Known best for its namesake wine, the Champagne region in Northeastern France is home to delicious sparkling wine as well as many picturesque wine villages. All sparkling wine lovers should make the trip to Hautvillers – the small commune where Champagne was first produced. This historic village once housed the Abbey of St. Peter, where a monk named Dom Perignon was credited with creating the first batch of bubbly. Verzenay is another excellent village to visit if you enjoy a good glass of champagne, and given its close location to Reims, it’s an ideal place to visit if you choose to book a hotel in the city. This village is literally surrounded by vineyards, and its town center is filled with plenty of historical sites, including centuries-old churches and a wine museum.
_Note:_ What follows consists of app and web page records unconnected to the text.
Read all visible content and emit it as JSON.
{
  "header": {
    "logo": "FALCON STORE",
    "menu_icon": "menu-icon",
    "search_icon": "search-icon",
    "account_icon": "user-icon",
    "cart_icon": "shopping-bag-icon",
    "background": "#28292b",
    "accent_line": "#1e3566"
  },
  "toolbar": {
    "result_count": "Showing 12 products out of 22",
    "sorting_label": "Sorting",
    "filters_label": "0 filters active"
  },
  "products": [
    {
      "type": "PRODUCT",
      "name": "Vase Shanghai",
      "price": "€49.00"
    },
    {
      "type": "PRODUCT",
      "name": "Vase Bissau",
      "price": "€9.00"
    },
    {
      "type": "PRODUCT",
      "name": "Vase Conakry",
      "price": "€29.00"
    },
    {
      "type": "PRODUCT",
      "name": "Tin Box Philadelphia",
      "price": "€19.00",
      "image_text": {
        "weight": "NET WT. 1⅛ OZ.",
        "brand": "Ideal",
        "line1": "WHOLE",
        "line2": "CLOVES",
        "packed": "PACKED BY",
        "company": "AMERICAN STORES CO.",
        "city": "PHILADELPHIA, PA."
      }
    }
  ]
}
If you’d like a break from bubbly, Cramant is another scenic village in the Cote des Blancs area of the region, and it primarily produces Chardonnay.